Fabrication of multiscale, multimaterial 3D structures at high resolution is difficult using current technologies. This is especially significant when working with mechanically weak hydrogels. Here, a new hybrid laser printing (HLP) technology is reported to print complex, multiscale, multimaterial, 3D hydrogel structures with microscale resolution. This technique utilizes sequential additive and subtractive modes of fabrication, that are typically considered as mutually exclusive due to differences in their material processing conditions. Further, compared to current laser writing systems that enforce stringent processing depth limits, HLP is shown to fabricate structures at any depth inside the material. As a proof-of-principle, a Mayan pyramid with embedded cube frame is printed using synthetic polyethylene glycol diacrylate (PEGDA) hydrogel. Printing of ready-to-use open-well chips with embedded microchannels is also demonstrated using PEGDA and gelatin methacrylate (GelMA) hydrogels for potential applications in biomedical sciences. Next, HLP is used in additive–additive modes to print multiscale 3D structures spanning in size from centimeter to micrometers within minutes, which is followed by printing of 3D, multimaterial, multiscale structures using this technology. Overall, this work demonstrates that HLP's fabrication versatility can potentially offer a unique opportunity for a range of applications in optics and photonics, biomedical sciences, microfluidics, etc.
- femtosecond lasers
- optical fabrication methods

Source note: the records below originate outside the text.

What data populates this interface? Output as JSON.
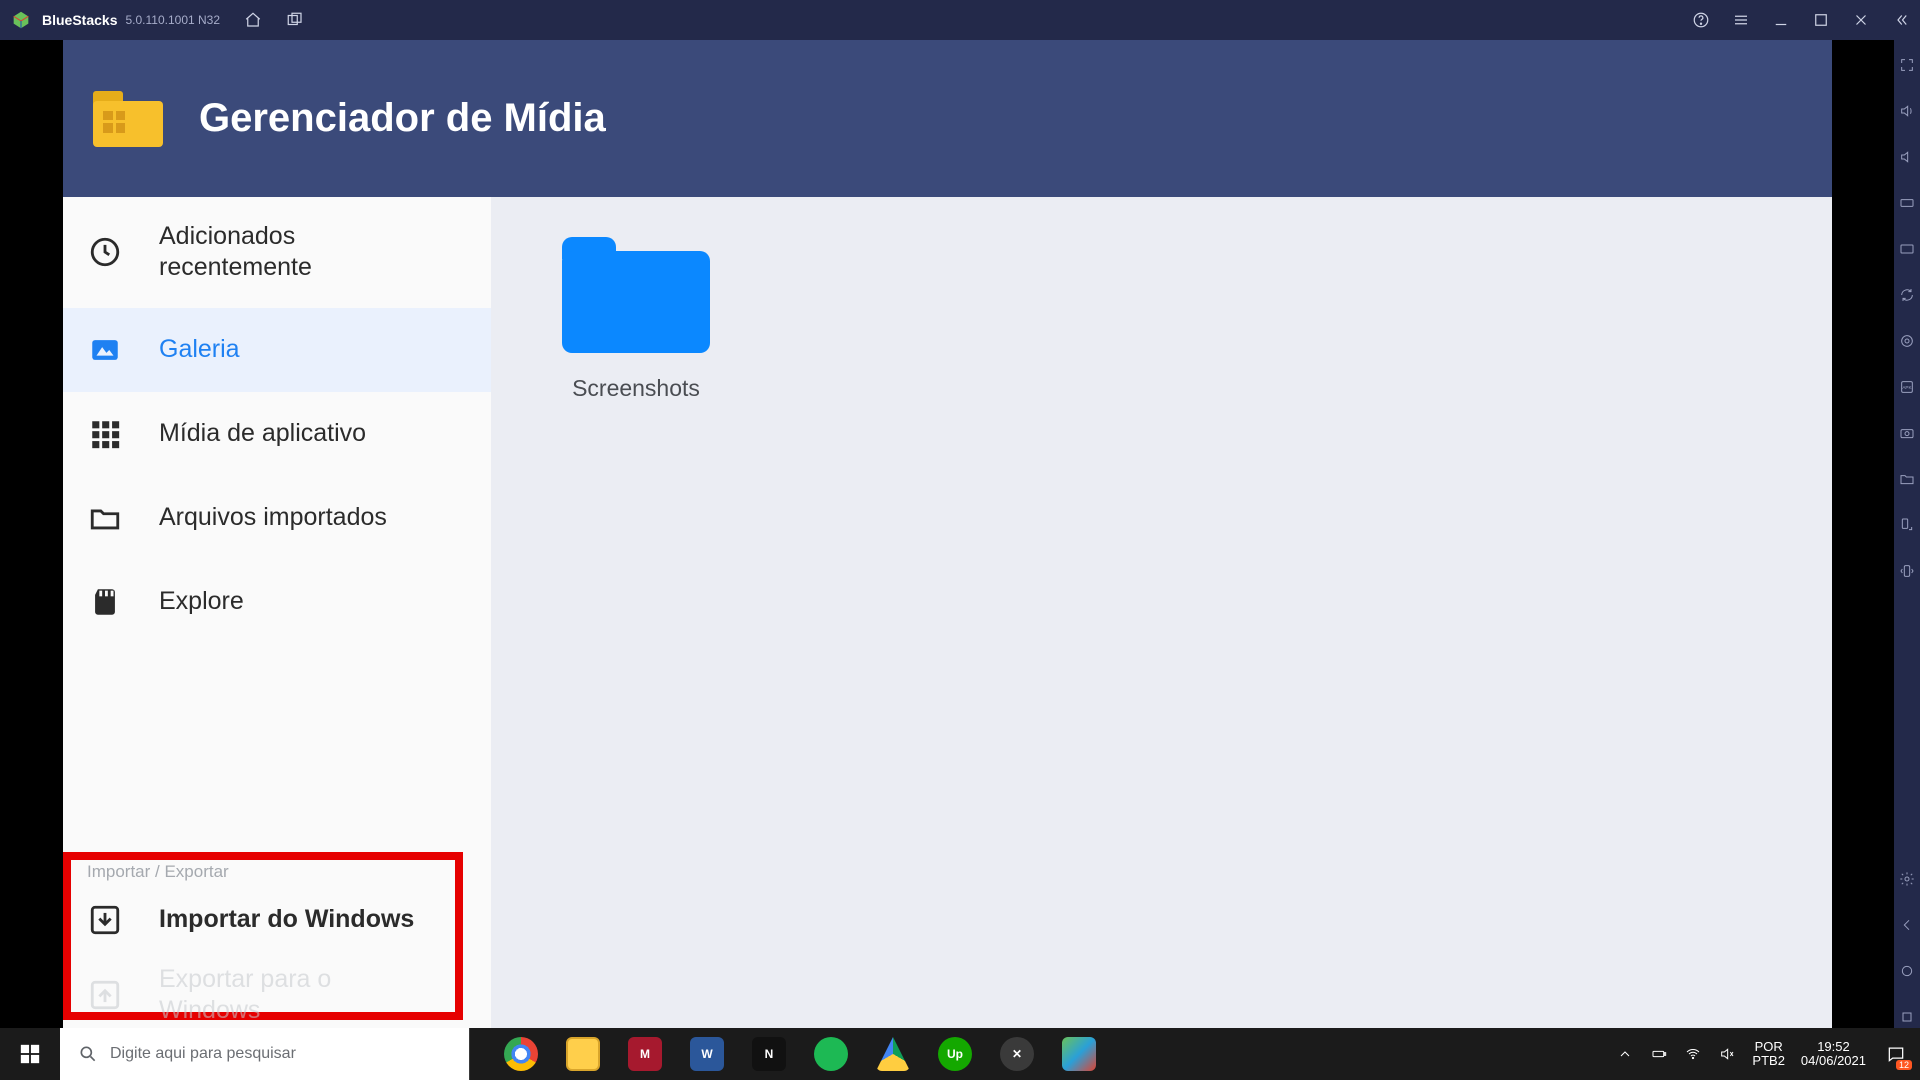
{
  "bluestacks": {
    "name": "BlueStacks",
    "version": "5.0.110.1001 N32"
  },
  "app": {
    "title": "Gerenciador de Mídia"
  },
  "sidebar": {
    "items": {
      "recent": "Adicionados recentemente",
      "gallery": "Galeria",
      "appmedia": "Mídia de aplicativo",
      "imported": "Arquivos importados",
      "explore": "Explore"
    },
    "section_label": "Importar / Exportar",
    "import_windows": "Importar do Windows",
    "export_windows": "Exportar para o Windows"
  },
  "content": {
    "folder1": "Screenshots"
  },
  "taskbar": {
    "search_placeholder": "Digite aqui para pesquisar",
    "lang_top": "POR",
    "lang_bottom": "PTB2",
    "time": "19:52",
    "date": "04/06/2021",
    "notif_count": "12"
  }
}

- optical lithography
ASJC Scopus subject areas
- Electronic, Optical and Magnetic Materials
- Atomic and Molecular Physics, and Optics